===== Extracted records =====

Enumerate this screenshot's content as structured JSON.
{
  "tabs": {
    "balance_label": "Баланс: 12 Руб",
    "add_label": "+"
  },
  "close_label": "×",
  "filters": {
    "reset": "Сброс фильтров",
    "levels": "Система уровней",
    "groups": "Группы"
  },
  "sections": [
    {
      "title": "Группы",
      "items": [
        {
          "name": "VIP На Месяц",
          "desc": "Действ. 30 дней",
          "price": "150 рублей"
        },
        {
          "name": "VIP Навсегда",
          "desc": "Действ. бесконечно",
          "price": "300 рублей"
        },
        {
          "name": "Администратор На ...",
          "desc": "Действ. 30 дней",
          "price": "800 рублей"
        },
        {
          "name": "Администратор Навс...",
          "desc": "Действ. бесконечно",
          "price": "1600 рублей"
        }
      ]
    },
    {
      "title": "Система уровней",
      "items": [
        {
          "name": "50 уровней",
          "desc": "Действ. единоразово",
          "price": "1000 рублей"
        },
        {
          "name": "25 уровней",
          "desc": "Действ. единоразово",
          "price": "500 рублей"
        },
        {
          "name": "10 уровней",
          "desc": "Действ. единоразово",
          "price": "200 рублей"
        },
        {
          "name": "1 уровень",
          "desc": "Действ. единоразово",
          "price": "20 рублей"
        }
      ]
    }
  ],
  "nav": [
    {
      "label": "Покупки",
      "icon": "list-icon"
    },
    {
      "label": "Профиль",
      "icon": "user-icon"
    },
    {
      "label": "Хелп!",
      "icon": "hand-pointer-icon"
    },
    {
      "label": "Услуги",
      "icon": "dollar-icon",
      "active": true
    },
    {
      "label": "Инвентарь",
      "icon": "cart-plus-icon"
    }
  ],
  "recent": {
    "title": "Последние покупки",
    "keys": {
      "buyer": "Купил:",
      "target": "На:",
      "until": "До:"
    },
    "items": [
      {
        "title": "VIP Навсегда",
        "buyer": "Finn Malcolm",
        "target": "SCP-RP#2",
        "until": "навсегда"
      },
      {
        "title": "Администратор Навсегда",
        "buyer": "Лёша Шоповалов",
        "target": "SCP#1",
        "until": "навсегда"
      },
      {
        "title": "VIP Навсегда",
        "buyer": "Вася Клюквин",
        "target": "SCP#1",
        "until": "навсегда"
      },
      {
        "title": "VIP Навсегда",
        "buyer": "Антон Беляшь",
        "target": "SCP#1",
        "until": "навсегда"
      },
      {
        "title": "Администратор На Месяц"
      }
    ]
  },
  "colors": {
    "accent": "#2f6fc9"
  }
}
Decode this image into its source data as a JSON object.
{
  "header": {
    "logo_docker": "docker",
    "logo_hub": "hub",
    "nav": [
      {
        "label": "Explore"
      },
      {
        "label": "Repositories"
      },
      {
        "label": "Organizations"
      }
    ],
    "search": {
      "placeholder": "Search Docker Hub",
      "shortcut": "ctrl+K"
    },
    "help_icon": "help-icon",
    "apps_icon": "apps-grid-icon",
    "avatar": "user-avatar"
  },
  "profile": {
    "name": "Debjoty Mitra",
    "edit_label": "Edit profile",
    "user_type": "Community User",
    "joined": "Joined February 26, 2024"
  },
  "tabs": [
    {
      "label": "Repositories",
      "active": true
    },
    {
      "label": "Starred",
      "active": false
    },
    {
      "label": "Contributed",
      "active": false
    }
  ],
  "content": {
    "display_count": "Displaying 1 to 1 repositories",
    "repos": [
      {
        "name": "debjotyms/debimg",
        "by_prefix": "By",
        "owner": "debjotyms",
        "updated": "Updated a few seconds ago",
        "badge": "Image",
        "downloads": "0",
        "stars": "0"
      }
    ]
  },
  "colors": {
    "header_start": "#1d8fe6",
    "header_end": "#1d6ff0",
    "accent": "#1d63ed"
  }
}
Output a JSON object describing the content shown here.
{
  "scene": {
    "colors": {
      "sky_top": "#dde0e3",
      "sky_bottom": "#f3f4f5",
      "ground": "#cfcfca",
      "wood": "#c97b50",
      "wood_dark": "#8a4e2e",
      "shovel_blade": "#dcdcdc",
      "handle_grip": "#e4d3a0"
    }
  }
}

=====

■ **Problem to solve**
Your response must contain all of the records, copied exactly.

■ **Result of the exercise**
Enumerate this screenshot's content as structured JSON.
{
  "tabs": {
    "balance_label": "Баланс: 12 Руб",
    "add_label": "+"
  },
  "close_label": "×",
  "filters": {
    "reset": "Сброс фильтров",
    "levels": "Система уровней",
    "groups": "Группы"
  },
  "sections": [
    {
      "title": "Группы",
      "items": [
        {
          "name": "VIP На Месяц",
          "desc": "Действ. 30 дней",
          "price": "150 рублей"
        },
        {
          "name": "VIP Навсегда",
          "desc": "Действ. бесконечно",
          "price": "300 рублей"
        },
        {
          "name": "Администратор На ...",
          "desc": "Действ. 30 дней",
          "price": "800 рублей"
        },
        {
          "name": "Администратор Навс...",
          "desc": "Действ. бесконечно",
          "price": "1600 рублей"
        }
      ]
    },
    {
      "title": "Система уровней",
      "items": [
        {
          "name": "50 уровней",
          "desc": "Действ. единоразово",
          "price": "1000 рублей"
        },
        {
          "name": "25 уровней",
          "desc": "Действ. единоразово",
          "price": "500 рублей"
        },
        {
          "name": "10 уровней",
          "desc": "Действ. единоразово",
          "price": "200 рублей"
        },
        {
          "name": "1 уровень",
          "desc": "Действ. единоразово",
          "price": "20 рублей"
        }
      ]
    }
  ],
  "nav": [
    {
      "label": "Покупки",
      "icon": "list-icon"
    },
    {
      "label": "Профиль",
      "icon": "user-icon"
    },
    {
      "label": "Хелп!",
      "icon": "hand-pointer-icon"
    },
    {
      "label": "Услуги",
      "icon": "dollar-icon",
      "active": true
    },
    {
      "label": "Инвентарь",
      "icon": "cart-plus-icon"
    }
  ],
  "recent": {
    "title": "Последние покупки",
    "keys": {
      "buyer": "Купил:",
      "target": "На:",
      "until": "До:"
    },
    "items": [
      {
        "title": "VIP Навсегда",
        "buyer": "Finn Malcolm",
        "target": "SCP-RP#2",
        "until": "навсегда"
      },
      {
        "title": "Администратор Навсегда",
        "buyer": "Лёша Шоповалов",
        "target": "SCP#1",
        "until": "навсегда"
      },
      {
        "title": "VIP Навсегда",
        "buyer": "Вася Клюквин",
        "target": "SCP#1",
        "until": "навсегда"
      },
      {
        "title": "VIP Навсегда",
        "buyer": "Антон Беляшь",
        "target": "SCP#1",
        "until": "навсегда"
      },
      {
        "title": "Администратор На Месяц"
      }
    ]
  },
  "colors": {
    "accent": "#2f6fc9"
  }
}
Decode this image into its source data as a JSON object.
{
  "header": {
    "logo_docker": "docker",
    "logo_hub": "hub",
    "nav": [
      {
        "label": "Explore"
      },
      {
        "label": "Repositories"
      },
      {
        "label": "Organizations"
      }
    ],
    "search": {
      "placeholder": "Search Docker Hub",
      "shortcut": "ctrl+K"
    },
    "help_icon": "help-icon",
    "apps_icon": "apps-grid-icon",
    "avatar": "user-avatar"
  },
  "profile": {
    "name": "Debjoty Mitra",
    "edit_label": "Edit profile",
    "user_type": "Community User",
    "joined": "Joined February 26, 2024"
  },
  "tabs": [
    {
      "label": "Repositories",
      "active": true
    },
    {
      "label": "Starred",
      "active": false
    },
    {
      "label": "Contributed",
      "active": false
    }
  ],
  "content": {
    "display_count": "Displaying 1 to 1 repositories",
    "repos": [
      {
        "name": "debjotyms/debimg",
        "by_prefix": "By",
        "owner": "debjotyms",
        "updated": "Updated a few seconds ago",
        "badge": "Image",
        "downloads": "0",
        "stars": "0"
      }
    ]
  },
  "colors": {
    "header_start": "#1d8fe6",
    "header_end": "#1d6ff0",
    "accent": "#1d63ed"
  }
}
Output a JSON object describing the content shown here.
{
  "scene": {
    "colors": {
      "sky_top": "#dde0e3",
      "sky_bottom": "#f3f4f5",
      "ground": "#cfcfca",
      "wood": "#c97b50",
      "wood_dark": "#8a4e2e",
      "shovel_blade": "#dcdcdc",
      "handle_grip": "#e4d3a0"
    }
  }
}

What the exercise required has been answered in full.